_Record set_
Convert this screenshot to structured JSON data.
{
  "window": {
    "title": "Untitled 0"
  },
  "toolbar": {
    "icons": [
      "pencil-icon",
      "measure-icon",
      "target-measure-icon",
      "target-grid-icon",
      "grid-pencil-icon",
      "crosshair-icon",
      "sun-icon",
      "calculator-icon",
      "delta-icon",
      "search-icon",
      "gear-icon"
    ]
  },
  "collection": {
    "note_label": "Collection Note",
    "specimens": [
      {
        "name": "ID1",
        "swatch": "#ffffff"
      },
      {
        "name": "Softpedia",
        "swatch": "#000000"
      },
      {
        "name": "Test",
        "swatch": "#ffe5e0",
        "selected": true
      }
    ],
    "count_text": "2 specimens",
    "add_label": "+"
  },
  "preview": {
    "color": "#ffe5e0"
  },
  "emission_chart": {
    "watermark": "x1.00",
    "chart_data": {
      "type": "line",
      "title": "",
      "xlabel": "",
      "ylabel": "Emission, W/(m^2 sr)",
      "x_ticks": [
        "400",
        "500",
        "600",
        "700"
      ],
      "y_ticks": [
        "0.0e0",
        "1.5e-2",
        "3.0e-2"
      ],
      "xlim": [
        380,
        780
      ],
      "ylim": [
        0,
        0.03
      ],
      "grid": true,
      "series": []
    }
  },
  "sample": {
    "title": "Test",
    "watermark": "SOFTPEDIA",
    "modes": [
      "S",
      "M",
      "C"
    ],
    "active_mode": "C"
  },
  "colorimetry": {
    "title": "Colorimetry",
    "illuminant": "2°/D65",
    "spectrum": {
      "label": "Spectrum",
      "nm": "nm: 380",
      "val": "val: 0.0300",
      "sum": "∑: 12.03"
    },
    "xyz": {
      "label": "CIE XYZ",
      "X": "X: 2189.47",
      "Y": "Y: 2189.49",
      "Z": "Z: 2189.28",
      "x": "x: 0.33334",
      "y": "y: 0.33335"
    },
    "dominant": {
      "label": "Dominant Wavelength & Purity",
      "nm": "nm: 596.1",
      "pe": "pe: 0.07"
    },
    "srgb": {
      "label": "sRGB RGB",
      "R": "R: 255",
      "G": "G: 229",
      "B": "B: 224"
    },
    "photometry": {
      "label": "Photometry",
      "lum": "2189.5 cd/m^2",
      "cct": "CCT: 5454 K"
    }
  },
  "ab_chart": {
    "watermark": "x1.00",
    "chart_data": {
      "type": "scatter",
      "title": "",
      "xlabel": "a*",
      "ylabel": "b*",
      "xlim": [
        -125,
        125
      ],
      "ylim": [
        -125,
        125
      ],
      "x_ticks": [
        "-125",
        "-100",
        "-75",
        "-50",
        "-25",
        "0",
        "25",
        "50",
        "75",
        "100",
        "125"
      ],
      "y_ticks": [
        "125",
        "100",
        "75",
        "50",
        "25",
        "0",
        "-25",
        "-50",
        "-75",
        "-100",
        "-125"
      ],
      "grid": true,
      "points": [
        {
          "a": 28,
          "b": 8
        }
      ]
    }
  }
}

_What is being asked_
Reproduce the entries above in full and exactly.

_Output below_
Convert this screenshot to structured JSON data.
{
  "window": {
    "title": "Untitled 0"
  },
  "toolbar": {
    "icons": [
      "pencil-icon",
      "measure-icon",
      "target-measure-icon",
      "target-grid-icon",
      "grid-pencil-icon",
      "crosshair-icon",
      "sun-icon",
      "calculator-icon",
      "delta-icon",
      "search-icon",
      "gear-icon"
    ]
  },
  "collection": {
    "note_label": "Collection Note",
    "specimens": [
      {
        "name": "ID1",
        "swatch": "#ffffff"
      },
      {
        "name": "Softpedia",
        "swatch": "#000000"
      },
      {
        "name": "Test",
        "swatch": "#ffe5e0",
        "selected": true
      }
    ],
    "count_text": "2 specimens",
    "add_label": "+"
  },
  "preview": {
    "color": "#ffe5e0"
  },
  "emission_chart": {
    "watermark": "x1.00",
    "chart_data": {
      "type": "line",
      "title": "",
      "xlabel": "",
      "ylabel": "Emission, W/(m^2 sr)",
      "x_ticks": [
        "400",
        "500",
        "600",
        "700"
      ],
      "y_ticks": [
        "0.0e0",
        "1.5e-2",
        "3.0e-2"
      ],
      "xlim": [
        380,
        780
      ],
      "ylim": [
        0,
        0.03
      ],
      "grid": true,
      "series": []
    }
  },
  "sample": {
    "title": "Test",
    "watermark": "SOFTPEDIA",
    "modes": [
      "S",
      "M",
      "C"
    ],
    "active_mode": "C"
  },
  "colorimetry": {
    "title": "Colorimetry",
    "illuminant": "2°/D65",
    "spectrum": {
      "label": "Spectrum",
      "nm": "nm: 380",
      "val": "val: 0.0300",
      "sum": "∑: 12.03"
    },
    "xyz": {
      "label": "CIE XYZ",
      "X": "X: 2189.47",
      "Y": "Y: 2189.49",
      "Z": "Z: 2189.28",
      "x": "x: 0.33334",
      "y": "y: 0.33335"
    },
    "dominant": {
      "label": "Dominant Wavelength & Purity",
      "nm": "nm: 596.1",
      "pe": "pe: 0.07"
    },
    "srgb": {
      "label": "sRGB RGB",
      "R": "R: 255",
      "G": "G: 229",
      "B": "B: 224"
    },
    "photometry": {
      "label": "Photometry",
      "lum": "2189.5 cd/m^2",
      "cct": "CCT: 5454 K"
    }
  },
  "ab_chart": {
    "watermark": "x1.00",
    "chart_data": {
      "type": "scatter",
      "title": "",
      "xlabel": "a*",
      "ylabel": "b*",
      "xlim": [
        -125,
        125
      ],
      "ylim": [
        -125,
        125
      ],
      "x_ticks": [
        "-125",
        "-100",
        "-75",
        "-50",
        "-25",
        "0",
        "25",
        "50",
        "75",
        "100",
        "125"
      ],
      "y_ticks": [
        "125",
        "100",
        "75",
        "50",
        "25",
        "0",
        "-25",
        "-50",
        "-75",
        "-100",
        "-125"
      ],
      "grid": true,
      "points": [
        {
          "a": 28,
          "b": 8
        }
      ]
    }
  }
}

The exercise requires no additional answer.